Family Focus

Remote learning for Charlotte kids without a permanent home

Remote learning is very different for some of the most vulnerable children — those who don’t have a permanent home.

Since the beginning of the coronavirus pandemic, the journey for students, families and educators is having a much different impact on students who are less fortunate.

A partnership between The Prodigal Son Foundation and Northside Baptist Church has been set up to help these special kids who are living in extraordinary circumstances.

“Not having a permanent home can already be traumatic for the children who experience it. School is the one constant in their lives,” said Veronica Washington, director of community outreach for Northside Baptist Church.

The COVID-19 crisis and the uncertainty and disruption it creates to these students’ educational plans only adds to the stressors on already vulnerable children and youth.

“Helping children thrive in light of so much uncertainty, especially children and youth who live in a hotel or on a family member’s floor, is critical work,” Washington said.

The COVID-19 pandemic has caused unprecedented challenges for our communities across the country, but this partnership is easing the burden for some students and families.

Under the McKinney-Vento Act, every local educational agency is required to designate a liaison for homeless children and youth, but the reality is that some of these kids get lost in the system.

The Prodigal Son Foundation has set up a learning center at the expansive facilities at Northside Baptist Church. The students in the program get academic enrichment and helps students build confidence and self-management skills through enrichment opportunities to complement the students’ regular academic program.

“These students will be left behind if they’re not given support. We’re not just providing academic support.  We’re taking care of their mental health needs, nutrition, physical fitness,” said Leroy Wray, executive director of Prodigal Son Foundation.

For these students, this school building isn’t just a place where they learn.
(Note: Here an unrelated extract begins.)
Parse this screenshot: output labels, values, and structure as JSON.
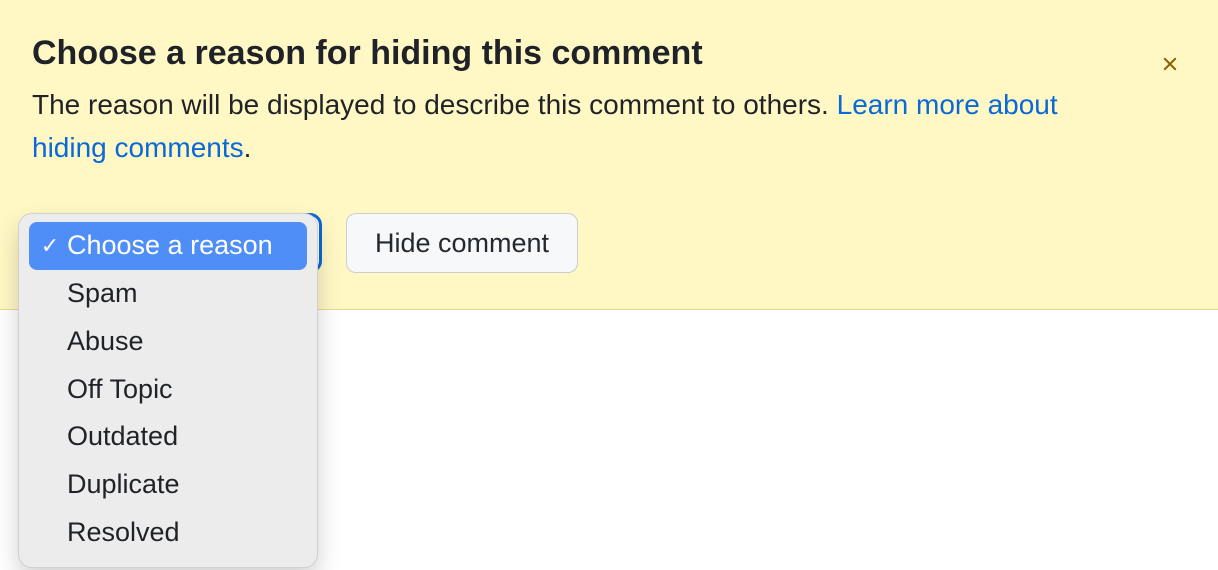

It’s a place of stability for students who crave predictable schedules and healthy relationships with peers and trusted adults.

“We want to empower and engage these students and their families.  We want to make sure we close the gap for these students who aren’t getting an education,” Wray said.

Students who fall under the McKinney-Vento Act in Charlotte can email for registration information.

If you have an inspiring story to share, email Kevin Campbell, WSOC-TV/WAXN-TV/Telemundo Charlotte public affairs manager, at